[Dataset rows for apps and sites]
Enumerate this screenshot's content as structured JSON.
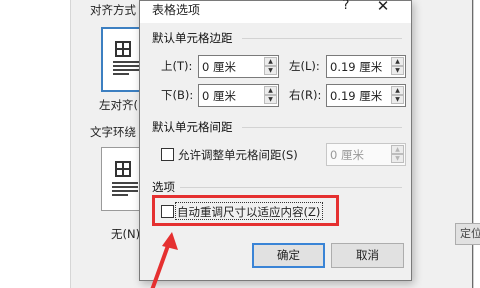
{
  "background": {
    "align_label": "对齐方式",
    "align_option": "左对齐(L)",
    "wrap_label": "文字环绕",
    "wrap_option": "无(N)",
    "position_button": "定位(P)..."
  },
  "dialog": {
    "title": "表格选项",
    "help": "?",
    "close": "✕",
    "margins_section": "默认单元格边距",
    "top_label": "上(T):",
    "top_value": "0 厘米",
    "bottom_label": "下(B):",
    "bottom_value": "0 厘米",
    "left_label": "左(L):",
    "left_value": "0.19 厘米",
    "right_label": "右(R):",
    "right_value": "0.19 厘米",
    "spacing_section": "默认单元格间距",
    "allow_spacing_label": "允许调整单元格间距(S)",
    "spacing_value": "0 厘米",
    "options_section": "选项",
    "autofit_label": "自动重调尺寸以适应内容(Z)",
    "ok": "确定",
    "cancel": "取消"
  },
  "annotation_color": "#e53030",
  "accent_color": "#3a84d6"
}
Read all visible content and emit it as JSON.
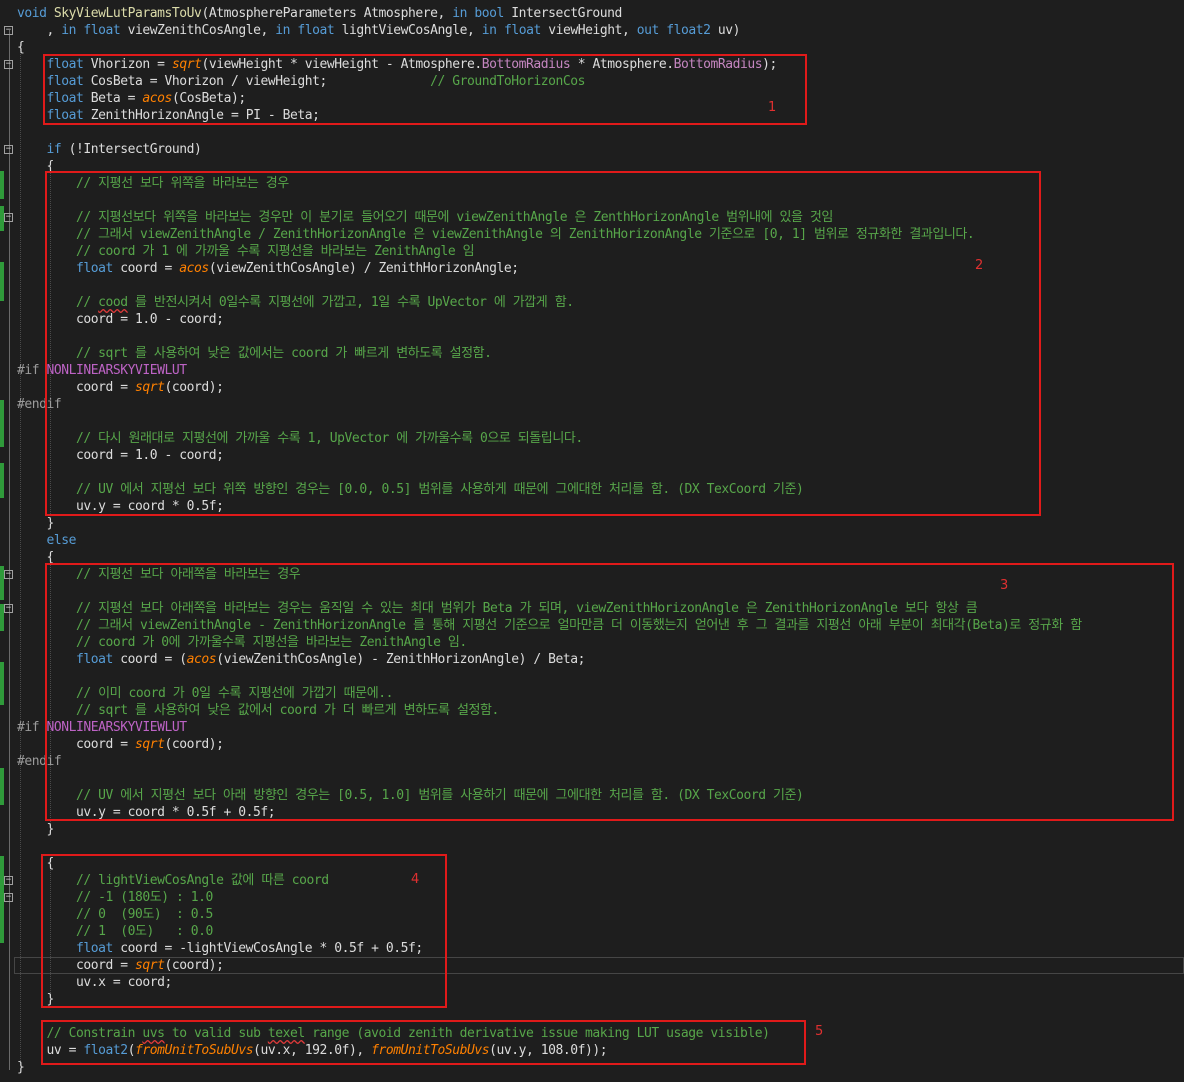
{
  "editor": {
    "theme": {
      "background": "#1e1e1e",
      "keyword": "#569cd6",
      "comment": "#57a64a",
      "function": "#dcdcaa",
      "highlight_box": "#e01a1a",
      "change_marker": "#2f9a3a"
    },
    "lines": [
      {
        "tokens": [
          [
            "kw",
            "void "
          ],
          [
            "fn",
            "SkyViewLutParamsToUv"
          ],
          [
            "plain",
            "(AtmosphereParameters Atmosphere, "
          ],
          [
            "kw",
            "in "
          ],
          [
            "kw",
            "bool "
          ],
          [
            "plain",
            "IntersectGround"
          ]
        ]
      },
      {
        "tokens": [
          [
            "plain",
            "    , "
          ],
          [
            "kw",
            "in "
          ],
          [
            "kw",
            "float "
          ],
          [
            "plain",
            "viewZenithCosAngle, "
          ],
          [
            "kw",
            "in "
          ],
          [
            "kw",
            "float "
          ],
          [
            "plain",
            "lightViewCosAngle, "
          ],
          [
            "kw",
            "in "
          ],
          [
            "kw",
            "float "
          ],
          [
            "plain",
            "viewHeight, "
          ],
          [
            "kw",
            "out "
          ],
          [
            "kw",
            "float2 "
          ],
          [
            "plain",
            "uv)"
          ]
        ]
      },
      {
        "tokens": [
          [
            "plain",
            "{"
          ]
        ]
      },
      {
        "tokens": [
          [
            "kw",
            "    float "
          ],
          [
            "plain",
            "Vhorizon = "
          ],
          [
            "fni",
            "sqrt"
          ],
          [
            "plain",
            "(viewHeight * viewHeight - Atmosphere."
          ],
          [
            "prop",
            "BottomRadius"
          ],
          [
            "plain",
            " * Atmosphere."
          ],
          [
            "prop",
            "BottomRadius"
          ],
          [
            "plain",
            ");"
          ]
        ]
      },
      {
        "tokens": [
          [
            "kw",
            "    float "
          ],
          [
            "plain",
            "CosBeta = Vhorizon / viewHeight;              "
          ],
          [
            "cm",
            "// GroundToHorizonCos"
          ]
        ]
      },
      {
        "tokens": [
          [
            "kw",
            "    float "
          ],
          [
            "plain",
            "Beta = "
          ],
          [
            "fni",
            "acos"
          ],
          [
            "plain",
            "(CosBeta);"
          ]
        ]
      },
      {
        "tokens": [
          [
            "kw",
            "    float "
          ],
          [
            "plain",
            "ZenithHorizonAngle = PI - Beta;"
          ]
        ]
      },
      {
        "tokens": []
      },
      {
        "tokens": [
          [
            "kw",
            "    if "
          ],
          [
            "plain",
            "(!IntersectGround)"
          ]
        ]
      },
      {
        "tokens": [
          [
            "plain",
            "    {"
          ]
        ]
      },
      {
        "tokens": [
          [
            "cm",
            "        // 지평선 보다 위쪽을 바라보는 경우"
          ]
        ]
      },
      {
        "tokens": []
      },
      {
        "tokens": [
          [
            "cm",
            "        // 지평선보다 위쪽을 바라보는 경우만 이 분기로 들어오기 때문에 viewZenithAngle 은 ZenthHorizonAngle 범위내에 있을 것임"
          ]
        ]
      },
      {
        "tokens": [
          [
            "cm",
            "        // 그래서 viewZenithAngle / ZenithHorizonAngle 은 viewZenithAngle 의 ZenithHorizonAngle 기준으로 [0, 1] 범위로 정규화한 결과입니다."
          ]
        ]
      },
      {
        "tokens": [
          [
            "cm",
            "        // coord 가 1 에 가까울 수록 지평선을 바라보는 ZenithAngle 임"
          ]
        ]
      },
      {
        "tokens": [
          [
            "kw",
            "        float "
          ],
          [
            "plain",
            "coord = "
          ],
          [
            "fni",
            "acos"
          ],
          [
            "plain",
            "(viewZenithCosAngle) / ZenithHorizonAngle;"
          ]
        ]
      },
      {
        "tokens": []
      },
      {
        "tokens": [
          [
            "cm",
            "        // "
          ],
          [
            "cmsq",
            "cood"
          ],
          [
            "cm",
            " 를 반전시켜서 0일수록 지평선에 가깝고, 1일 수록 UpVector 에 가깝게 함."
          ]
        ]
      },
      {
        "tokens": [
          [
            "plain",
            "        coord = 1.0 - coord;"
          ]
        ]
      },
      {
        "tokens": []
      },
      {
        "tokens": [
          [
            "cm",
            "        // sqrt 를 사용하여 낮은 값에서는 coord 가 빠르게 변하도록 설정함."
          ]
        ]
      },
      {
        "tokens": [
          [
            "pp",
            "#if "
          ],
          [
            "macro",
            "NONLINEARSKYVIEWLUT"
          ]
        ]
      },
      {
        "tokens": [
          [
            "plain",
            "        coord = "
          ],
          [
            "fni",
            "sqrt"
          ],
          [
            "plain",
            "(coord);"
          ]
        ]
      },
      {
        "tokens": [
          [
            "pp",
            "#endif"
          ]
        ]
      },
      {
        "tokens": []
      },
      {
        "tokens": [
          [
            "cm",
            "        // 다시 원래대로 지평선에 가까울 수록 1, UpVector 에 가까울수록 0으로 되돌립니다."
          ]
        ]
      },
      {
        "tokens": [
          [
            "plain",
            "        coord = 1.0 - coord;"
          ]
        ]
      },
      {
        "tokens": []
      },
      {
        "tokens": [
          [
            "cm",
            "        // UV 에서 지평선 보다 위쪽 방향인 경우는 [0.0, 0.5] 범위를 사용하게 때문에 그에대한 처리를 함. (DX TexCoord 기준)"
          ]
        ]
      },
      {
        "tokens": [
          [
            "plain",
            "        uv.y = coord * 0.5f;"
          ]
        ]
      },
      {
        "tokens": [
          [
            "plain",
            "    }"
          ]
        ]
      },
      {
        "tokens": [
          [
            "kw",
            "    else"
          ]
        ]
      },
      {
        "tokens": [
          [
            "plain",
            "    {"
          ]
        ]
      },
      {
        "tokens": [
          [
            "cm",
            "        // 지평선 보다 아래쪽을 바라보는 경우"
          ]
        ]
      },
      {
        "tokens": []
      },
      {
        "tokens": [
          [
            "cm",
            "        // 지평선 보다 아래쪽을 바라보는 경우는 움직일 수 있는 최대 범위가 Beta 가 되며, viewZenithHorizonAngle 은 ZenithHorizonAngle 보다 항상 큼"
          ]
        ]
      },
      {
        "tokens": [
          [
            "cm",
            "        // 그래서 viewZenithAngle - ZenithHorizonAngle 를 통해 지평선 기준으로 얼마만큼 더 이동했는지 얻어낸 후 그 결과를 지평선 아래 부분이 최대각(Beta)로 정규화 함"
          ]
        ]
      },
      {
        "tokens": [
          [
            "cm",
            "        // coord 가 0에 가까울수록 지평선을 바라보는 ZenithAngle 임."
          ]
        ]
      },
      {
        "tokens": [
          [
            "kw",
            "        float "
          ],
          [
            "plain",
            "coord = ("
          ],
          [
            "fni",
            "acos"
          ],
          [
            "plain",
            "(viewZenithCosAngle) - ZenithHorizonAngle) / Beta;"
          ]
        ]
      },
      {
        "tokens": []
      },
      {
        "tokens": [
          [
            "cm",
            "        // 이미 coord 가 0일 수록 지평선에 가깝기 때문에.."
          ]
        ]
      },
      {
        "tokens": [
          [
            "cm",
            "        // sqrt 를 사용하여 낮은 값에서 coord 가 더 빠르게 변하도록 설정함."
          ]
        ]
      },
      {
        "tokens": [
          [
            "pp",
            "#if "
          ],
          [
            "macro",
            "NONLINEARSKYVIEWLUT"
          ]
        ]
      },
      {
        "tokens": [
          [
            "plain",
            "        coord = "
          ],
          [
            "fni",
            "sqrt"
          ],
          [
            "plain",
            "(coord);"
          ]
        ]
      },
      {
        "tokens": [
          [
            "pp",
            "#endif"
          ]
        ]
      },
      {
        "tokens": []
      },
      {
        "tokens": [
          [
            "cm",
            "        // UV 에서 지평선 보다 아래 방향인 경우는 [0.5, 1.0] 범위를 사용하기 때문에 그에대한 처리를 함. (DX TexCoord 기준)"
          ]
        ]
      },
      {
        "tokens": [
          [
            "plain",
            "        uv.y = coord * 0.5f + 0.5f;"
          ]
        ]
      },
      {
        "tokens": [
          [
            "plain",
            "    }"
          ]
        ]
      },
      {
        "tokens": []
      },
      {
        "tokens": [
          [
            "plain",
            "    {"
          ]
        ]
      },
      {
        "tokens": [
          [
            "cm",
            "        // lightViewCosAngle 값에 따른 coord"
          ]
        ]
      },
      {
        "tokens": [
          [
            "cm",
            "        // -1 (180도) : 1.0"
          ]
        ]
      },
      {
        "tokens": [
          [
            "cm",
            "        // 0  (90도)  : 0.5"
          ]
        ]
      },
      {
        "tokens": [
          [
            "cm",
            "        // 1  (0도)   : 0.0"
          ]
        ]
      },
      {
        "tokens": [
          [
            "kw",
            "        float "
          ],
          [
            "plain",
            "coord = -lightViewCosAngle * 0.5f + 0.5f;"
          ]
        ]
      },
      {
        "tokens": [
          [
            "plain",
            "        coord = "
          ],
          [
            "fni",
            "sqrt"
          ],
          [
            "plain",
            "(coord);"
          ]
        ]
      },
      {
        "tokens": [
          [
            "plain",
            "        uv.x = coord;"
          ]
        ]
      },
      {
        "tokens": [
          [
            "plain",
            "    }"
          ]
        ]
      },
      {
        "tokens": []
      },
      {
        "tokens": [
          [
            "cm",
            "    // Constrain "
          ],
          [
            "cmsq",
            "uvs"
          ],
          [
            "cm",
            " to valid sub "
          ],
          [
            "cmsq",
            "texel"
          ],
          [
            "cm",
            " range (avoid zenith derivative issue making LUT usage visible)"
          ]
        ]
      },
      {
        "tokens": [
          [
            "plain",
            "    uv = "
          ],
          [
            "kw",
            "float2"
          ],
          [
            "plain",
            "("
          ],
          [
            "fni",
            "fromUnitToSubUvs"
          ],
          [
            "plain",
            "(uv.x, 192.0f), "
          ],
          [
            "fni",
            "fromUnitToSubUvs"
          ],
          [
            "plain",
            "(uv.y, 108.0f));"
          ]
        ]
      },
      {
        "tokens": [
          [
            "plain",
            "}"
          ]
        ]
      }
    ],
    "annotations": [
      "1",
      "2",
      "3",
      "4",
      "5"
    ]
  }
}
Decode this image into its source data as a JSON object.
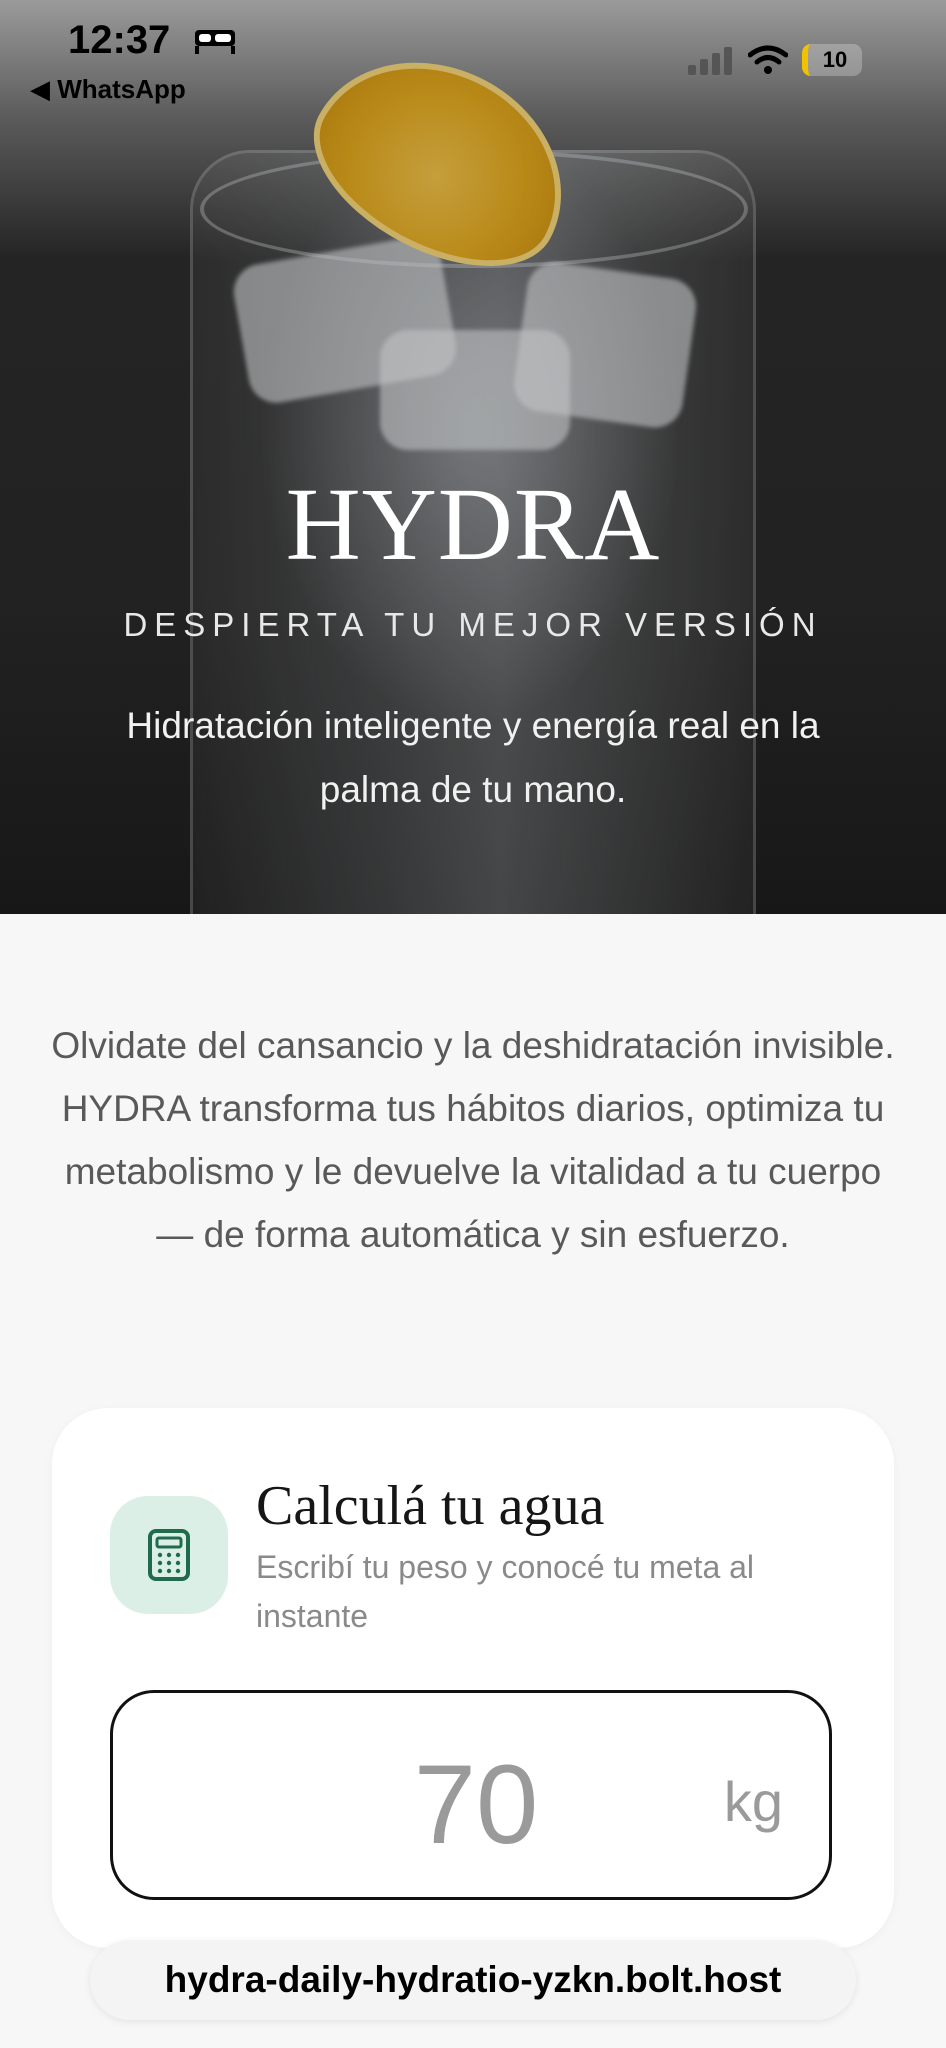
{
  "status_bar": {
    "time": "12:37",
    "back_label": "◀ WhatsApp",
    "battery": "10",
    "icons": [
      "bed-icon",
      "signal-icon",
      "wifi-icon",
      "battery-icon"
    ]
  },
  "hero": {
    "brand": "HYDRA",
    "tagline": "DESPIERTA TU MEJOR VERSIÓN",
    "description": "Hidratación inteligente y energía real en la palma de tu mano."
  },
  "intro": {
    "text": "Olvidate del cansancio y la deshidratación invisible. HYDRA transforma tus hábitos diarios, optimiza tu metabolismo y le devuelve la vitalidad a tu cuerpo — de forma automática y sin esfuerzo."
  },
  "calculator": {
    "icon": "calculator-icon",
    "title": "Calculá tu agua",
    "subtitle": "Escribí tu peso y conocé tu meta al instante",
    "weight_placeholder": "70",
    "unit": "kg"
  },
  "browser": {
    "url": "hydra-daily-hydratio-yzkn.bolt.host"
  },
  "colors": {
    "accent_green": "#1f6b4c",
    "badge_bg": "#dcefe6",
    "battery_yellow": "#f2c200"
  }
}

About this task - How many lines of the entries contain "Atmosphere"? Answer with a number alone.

Completed task - 3